[Start of Attachment]

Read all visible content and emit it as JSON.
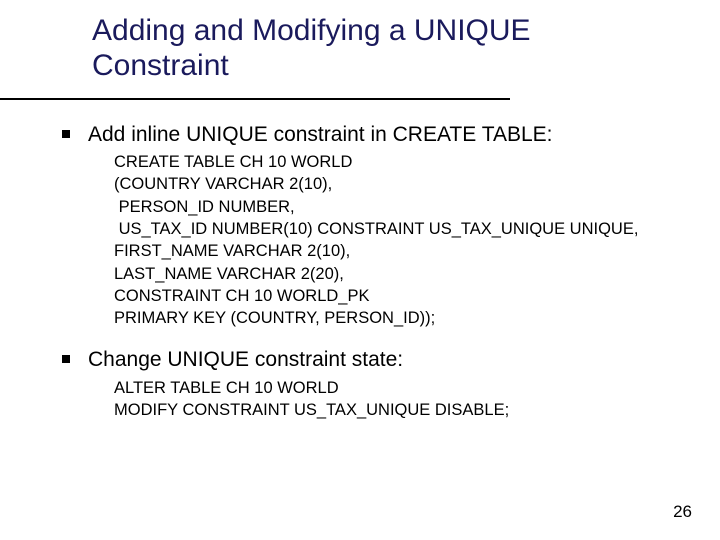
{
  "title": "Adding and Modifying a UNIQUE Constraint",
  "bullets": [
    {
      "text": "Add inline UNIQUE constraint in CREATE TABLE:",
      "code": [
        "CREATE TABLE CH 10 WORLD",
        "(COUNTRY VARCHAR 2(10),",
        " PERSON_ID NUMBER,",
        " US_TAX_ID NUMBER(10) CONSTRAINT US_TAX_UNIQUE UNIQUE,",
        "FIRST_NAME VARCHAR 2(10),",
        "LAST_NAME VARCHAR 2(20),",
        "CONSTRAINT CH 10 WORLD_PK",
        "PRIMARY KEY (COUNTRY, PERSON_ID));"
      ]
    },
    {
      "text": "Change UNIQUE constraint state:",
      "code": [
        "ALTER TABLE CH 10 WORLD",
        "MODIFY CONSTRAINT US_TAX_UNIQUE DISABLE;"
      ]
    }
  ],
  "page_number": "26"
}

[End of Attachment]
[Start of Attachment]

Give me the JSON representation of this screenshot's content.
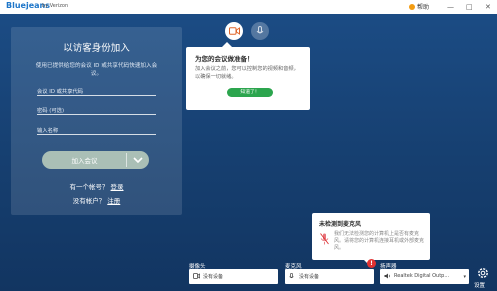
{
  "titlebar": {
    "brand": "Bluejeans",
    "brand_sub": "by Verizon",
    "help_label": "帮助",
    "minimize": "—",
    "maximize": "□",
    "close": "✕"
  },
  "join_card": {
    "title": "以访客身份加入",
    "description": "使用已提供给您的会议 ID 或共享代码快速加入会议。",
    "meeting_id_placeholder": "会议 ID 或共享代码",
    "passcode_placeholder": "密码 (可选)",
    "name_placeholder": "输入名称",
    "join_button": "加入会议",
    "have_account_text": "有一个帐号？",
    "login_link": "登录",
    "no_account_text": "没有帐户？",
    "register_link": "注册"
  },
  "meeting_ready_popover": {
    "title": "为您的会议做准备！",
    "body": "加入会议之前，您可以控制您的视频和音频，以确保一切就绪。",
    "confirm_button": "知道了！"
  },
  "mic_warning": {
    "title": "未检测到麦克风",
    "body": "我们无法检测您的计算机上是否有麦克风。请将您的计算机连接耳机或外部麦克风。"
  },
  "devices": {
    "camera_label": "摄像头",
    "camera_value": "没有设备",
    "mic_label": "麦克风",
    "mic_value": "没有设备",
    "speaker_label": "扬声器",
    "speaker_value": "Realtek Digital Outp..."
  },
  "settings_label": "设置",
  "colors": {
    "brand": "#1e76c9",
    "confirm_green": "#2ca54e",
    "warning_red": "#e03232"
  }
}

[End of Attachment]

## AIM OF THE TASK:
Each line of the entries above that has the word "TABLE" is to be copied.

## TASK OUTPUT:
      "text": "Add inline UNIQUE constraint in CREATE TABLE:",
        "CREATE TABLE CH 10 WORLD",
        "ALTER TABLE CH 10 WORLD",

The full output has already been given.